- **Problem to solve**:
If a line in the data below contains the word "온라인강의", copy it out.

************

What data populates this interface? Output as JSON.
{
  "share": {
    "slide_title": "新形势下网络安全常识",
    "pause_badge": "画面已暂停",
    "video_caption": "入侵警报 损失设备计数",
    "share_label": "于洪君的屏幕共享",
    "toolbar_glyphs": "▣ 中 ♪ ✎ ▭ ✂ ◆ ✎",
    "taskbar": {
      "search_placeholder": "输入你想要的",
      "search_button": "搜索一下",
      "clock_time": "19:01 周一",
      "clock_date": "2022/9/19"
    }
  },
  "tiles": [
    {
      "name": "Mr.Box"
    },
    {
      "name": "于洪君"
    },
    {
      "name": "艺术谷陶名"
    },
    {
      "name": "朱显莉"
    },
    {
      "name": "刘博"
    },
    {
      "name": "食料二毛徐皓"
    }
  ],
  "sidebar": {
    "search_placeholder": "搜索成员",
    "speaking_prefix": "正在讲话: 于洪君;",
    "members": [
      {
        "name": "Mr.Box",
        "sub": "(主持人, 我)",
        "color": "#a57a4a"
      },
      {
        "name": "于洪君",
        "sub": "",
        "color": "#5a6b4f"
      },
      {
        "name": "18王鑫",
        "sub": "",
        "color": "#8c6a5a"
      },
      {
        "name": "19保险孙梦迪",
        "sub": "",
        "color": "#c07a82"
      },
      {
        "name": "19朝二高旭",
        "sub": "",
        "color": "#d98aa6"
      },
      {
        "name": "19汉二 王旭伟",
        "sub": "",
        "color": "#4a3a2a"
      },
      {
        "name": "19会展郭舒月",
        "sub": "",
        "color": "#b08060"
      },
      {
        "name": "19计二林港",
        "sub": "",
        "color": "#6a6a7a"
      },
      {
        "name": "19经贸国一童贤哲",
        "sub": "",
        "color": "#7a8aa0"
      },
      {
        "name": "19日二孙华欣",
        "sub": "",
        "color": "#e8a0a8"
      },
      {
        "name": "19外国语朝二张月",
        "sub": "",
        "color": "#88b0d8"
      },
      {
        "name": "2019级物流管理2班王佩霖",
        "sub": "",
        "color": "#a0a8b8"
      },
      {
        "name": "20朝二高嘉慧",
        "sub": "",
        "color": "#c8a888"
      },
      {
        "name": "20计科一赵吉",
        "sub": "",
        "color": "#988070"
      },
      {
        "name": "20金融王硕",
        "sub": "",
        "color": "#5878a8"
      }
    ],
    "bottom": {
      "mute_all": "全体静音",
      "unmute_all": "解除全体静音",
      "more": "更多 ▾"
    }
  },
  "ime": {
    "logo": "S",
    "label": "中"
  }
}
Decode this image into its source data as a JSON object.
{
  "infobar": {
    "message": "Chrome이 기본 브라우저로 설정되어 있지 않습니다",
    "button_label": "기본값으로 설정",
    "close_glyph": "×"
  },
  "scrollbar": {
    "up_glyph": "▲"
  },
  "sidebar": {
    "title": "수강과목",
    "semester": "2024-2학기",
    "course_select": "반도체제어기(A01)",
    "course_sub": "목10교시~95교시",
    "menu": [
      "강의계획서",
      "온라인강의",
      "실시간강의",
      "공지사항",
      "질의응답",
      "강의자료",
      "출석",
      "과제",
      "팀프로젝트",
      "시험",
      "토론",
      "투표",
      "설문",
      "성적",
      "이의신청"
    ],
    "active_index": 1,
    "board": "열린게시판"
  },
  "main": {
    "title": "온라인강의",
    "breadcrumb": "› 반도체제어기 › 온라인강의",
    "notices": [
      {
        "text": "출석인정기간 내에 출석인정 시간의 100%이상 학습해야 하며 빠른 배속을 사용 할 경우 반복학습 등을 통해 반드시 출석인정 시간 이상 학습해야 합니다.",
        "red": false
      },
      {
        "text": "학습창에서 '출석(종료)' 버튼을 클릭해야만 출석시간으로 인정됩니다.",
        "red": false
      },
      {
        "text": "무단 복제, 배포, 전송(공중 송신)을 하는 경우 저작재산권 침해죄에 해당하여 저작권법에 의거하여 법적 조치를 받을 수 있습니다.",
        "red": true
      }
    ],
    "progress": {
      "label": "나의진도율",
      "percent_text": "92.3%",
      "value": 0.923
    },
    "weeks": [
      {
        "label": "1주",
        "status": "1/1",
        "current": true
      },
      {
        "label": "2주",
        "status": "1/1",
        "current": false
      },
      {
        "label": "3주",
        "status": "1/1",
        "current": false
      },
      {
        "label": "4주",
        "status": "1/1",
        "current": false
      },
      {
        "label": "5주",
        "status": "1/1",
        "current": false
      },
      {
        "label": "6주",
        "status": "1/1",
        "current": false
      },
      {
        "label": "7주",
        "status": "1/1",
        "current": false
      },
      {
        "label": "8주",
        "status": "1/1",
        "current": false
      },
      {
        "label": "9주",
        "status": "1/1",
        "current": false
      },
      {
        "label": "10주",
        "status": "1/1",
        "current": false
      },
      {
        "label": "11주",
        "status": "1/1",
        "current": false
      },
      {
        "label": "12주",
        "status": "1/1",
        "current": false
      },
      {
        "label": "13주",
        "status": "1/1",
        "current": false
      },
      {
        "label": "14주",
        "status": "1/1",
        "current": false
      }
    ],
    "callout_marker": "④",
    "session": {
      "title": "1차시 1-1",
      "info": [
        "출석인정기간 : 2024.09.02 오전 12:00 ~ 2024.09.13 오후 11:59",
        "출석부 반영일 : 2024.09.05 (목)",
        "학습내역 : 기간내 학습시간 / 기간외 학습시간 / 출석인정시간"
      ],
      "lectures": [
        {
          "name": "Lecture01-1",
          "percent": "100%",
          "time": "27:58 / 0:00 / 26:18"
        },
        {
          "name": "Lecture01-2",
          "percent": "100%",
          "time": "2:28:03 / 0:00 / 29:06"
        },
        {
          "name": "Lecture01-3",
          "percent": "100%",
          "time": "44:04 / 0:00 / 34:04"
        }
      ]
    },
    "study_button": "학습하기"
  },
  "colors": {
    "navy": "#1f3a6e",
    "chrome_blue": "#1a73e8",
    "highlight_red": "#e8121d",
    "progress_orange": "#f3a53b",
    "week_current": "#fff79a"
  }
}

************

- **Response**:
      "온라인강의",
    "title": "온라인강의",
    "breadcrumb": "› 반도체제어기 › 온라인강의",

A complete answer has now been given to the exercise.